When I create a task with a level one, I get the task under the original and also the same task listed in the main list. Is the correct functionality or am I doing something incorrectly?

Thanks
Richard

All responses

David Trey staff
Replied on Apr 14, 2014 - 12:25 UTC

Hello Richard,

Assuming that you're referring to the 7 days view - that's the correct behavior for this view. It shows all tasks that match the criteria "are due within 7 days" regardless of their indent level. On top of that, you have the option to see what sub-tasks a parent task contains by expanding it. If both match the criteria - that's where you'll see the related sub-task again.

This is the best way we could find to make sure you won't miss any important tasks if they're sub-tasks and match the criteria and at the same time won't display unrelated parent tasks that don't meet the search criteria just because one of their sub-tasks does.


Best regards,
David

Richard premium
Replied on Apr 14, 2014 - 12:34 UTC

Is there anyway that I can set it up so that I can view the subtasks only as a list?

David Trey staff
Replied on Apr 14, 2014 - 13:55 UTC

Richard,

That's not possible. Even if it was, it would mean that when you search for "today", you would see tasks that are not even due today, just because they may have a sub-task due today which you have to find on this list.

On the other hand, removing the option to view sub-tasks of a parent task would mean that you'd have to go back and forth between projects just to check what sub-tasks it has.


Best regards,
David

Richard premium
Replied on Apr 14, 2014 - 15:02 UTC

Ok, well it would be nice to have sub tasks that I only see when I open the
sub task list.

Nienke
Replied on Dec 07, 2014 - 17:21 UTC

"Assuming that you're referring to the 7 days view - that's the correct behavior for this view. It shows all tasks that match the criteria "are due within 7 days" regardless of their indent level. On top of that, you have the option to see what sub-tasks a parent task contains by expanding it. If both match the criteria - that's where you'll see the related sub-task again. "

I use parent tasks as folders, not as tasks that have due dates and that need to be completed.
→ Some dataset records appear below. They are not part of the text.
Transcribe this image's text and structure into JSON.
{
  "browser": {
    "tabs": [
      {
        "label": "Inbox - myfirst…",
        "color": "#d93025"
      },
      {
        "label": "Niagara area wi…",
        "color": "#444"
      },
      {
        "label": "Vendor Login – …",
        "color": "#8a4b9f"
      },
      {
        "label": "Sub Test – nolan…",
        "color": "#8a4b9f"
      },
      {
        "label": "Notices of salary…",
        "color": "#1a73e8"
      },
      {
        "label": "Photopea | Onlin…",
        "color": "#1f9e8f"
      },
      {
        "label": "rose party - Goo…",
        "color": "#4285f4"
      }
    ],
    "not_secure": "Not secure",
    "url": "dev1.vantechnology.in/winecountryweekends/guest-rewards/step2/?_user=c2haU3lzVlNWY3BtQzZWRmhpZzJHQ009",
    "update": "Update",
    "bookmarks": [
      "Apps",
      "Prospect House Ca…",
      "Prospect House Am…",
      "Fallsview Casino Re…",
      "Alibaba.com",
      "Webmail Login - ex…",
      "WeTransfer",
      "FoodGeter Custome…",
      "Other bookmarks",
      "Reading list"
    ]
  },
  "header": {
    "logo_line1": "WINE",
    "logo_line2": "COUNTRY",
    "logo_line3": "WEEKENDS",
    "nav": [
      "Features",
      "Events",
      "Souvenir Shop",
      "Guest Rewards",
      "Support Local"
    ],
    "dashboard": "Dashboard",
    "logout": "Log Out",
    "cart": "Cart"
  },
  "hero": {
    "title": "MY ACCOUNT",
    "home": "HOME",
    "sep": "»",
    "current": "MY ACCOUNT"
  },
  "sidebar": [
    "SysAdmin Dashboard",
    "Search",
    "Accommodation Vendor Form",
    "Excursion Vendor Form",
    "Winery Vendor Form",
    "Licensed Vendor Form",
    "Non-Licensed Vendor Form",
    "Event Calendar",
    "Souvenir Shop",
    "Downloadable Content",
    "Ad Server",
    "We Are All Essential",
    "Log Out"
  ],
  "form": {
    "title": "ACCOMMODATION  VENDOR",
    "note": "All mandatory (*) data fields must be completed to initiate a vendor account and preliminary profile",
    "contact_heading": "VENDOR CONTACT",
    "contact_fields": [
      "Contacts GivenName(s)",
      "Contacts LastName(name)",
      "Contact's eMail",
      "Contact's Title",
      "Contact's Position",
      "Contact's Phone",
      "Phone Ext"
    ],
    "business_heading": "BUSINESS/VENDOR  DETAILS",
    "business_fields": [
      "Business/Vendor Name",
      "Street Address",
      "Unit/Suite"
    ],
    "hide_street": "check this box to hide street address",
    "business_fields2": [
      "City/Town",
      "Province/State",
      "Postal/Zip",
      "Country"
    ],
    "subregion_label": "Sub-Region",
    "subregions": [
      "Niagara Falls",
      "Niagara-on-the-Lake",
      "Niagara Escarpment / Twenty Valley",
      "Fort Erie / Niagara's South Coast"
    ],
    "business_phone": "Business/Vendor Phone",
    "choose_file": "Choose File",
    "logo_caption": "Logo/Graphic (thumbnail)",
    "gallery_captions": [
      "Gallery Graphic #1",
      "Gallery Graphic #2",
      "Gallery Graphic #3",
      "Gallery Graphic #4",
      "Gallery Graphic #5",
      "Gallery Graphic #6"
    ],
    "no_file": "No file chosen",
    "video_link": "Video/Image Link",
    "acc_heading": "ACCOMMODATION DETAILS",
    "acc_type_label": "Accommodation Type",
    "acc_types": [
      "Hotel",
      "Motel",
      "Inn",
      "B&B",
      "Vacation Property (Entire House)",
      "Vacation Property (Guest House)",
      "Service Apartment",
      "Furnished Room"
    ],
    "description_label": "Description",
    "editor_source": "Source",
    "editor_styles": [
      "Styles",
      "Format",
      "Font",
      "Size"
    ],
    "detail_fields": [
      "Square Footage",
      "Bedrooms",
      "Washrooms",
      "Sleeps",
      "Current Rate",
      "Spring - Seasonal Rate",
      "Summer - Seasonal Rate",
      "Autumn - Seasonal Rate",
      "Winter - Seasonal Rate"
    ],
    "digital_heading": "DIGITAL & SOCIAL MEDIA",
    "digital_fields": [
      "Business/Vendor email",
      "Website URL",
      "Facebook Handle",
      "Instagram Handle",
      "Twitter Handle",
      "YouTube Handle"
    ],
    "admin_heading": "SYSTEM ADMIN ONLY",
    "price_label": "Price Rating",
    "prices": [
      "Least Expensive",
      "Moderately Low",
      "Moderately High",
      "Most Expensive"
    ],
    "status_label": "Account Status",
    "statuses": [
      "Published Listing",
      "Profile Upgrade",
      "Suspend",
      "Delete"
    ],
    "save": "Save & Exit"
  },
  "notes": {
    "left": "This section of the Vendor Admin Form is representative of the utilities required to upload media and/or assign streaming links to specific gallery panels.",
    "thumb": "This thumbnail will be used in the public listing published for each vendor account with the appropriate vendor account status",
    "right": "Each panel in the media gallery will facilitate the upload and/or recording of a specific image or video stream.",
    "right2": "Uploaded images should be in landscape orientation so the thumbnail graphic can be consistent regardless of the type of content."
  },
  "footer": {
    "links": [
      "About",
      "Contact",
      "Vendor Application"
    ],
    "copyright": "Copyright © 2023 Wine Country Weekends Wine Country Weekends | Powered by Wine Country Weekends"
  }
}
Therefore, seeing the parent tasks in my 'today' view makes matters more complicated, rather than easier. Consider the following scenario:

I share a project with my boyfriend, in which we manage our administrative affairs. One of the things we need to do, is figure out new healthcare. We create a parent level task named 'Get health care for 2015'. Inside of this parent task, we put subtasks. For example, my boyfriend has to get his medical records today, and I need to call our current insurer tomorrow. The way this shows up for me is very complicated: even though *I don't have ANY task to do within the parent task today*, the parent task still shows up in my 'today' view. How confusing! Meanwhile, my boyfriend sees both the 'get medical record' task in his 'today' view, as well as the parent task 'get health care' (which, itself, ALSO contains the subtask 'get medical records'). So he's seeing the same task twice, essentially. Rather than making our life easier, displaying the parent task (including subtasks) AS WELL AS individual subtasks themselves actually made our lives more complicated.

I understand you don't want to change the default behaviour of parent tasks and subtasks, but how about you throw 'power users' a bone here? There's a very simple solution that could be acceptable to all parties: offer a filter criterium based on indent level. This could be implemented similarly to the 'priority' criterium. So parent tasks would be 'indent 0', and subtasks would be 'indent 1', 'indent 2', etc.

So if I wanted a 'today' view without any parent tasks, I could say 'overdue, today, !indent 0'. Neat huh?